The Torture scandal of Abu Ghraib prison in Iraq was exposed in 2004 when 60 Minutes introduced the story by placing on its web site the photo of a hooded prisoner on a box. That particular image, chosen by many cartoonists and scholars as the iconic image to represent torture, is the subject of this study.
I apply the theories of “conceptual blending” (Fauconnier and Turner, 2002) to the Abu Ghraib cartoons of the hooded prisoner as well as to the cartoons that draw on that iconic image years later. By tracing the cognitive and visual strategies political cartoonist Emad Hajjaj used to transform that powerful icon into 24 cartoons between 2004-2010, I illustrate how the image continues to be blended into new “emergent structures” that are applied to other news events.
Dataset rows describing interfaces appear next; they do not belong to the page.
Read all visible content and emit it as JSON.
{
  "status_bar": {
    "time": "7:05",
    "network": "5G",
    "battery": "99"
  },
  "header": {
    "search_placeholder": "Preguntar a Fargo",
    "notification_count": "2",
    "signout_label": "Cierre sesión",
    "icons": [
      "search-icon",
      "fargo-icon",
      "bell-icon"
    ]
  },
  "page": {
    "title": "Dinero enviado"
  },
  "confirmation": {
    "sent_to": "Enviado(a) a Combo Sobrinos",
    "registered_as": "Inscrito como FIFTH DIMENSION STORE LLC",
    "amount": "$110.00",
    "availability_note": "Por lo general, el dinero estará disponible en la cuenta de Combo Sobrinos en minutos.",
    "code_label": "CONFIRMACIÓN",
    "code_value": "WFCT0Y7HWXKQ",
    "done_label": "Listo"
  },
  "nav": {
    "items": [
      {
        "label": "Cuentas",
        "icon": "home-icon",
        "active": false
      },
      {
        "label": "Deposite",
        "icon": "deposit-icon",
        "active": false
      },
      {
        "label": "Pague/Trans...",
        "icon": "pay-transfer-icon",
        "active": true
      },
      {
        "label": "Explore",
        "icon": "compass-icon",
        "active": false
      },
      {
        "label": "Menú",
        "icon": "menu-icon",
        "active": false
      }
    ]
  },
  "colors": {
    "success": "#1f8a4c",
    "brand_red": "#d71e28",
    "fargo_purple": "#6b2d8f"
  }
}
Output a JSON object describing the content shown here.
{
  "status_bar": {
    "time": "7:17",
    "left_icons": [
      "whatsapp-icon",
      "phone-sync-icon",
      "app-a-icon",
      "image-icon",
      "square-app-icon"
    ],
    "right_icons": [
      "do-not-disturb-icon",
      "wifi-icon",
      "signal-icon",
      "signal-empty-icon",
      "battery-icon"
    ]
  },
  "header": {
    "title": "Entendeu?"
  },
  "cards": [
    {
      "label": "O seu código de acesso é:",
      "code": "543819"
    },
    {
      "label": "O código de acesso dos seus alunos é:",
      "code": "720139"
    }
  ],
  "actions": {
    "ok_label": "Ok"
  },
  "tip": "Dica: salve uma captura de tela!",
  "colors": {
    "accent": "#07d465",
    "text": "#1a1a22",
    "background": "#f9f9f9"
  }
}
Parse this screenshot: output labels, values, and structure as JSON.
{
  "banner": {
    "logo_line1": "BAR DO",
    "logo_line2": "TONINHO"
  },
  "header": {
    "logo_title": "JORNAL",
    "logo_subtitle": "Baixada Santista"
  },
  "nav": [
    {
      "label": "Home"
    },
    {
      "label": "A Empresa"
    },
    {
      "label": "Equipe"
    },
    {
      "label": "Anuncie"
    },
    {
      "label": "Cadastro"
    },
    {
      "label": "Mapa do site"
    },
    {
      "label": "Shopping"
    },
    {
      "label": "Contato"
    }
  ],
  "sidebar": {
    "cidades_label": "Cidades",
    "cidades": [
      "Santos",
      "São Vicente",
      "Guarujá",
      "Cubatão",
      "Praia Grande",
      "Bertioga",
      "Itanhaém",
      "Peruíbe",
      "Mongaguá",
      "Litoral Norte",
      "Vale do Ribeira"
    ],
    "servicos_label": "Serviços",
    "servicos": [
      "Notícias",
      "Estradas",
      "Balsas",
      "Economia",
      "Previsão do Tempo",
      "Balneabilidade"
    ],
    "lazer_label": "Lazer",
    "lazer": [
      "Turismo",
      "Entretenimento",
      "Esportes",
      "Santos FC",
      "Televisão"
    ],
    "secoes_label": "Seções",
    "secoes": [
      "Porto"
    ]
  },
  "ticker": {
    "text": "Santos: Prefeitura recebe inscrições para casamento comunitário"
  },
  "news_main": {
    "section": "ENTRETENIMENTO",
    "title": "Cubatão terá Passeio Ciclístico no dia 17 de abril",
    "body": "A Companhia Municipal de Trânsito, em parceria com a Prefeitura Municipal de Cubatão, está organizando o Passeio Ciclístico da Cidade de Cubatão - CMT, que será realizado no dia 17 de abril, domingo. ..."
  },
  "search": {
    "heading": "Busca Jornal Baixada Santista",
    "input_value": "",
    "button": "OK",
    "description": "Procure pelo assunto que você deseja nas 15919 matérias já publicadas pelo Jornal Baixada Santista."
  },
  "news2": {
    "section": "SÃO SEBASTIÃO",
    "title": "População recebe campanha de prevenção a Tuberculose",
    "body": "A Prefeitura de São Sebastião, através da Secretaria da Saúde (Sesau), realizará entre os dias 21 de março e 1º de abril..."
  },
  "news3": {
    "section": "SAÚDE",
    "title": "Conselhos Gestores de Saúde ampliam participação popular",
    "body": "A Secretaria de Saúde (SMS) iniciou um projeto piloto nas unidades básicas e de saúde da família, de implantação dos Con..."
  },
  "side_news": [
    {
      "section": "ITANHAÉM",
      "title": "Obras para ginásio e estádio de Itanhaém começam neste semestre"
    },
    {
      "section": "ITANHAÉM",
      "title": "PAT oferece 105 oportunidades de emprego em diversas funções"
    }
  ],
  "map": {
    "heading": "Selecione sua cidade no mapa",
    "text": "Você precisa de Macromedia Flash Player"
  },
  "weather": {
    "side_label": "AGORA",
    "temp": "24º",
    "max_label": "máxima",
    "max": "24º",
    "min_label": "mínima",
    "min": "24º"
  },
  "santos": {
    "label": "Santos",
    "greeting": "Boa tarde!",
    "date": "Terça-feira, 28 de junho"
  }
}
I suggest that, over time, the Hajjaj cartoons changed from timely commentary on the mistreatment of prisoners, to icons that encourage “a devotional reading” (Mitchell, 2006) of related and unrelated news events. Those same images have also inspired political “culture jamming,” in which artists turned the iPod into iRaq, and posted mock iRaq posters, extending the life and reach of the image.
|Keywords:||Political Cartoons, Abu Ghraib, Iraq, Editorial Cartoons, Emad Hajjaj, Conceptual Integration, Blending, Emergent Structure, Visual Communication, Culture Jamming|
Professor, Department of Communication, Northern Illinois University, DeKalb, IL, USA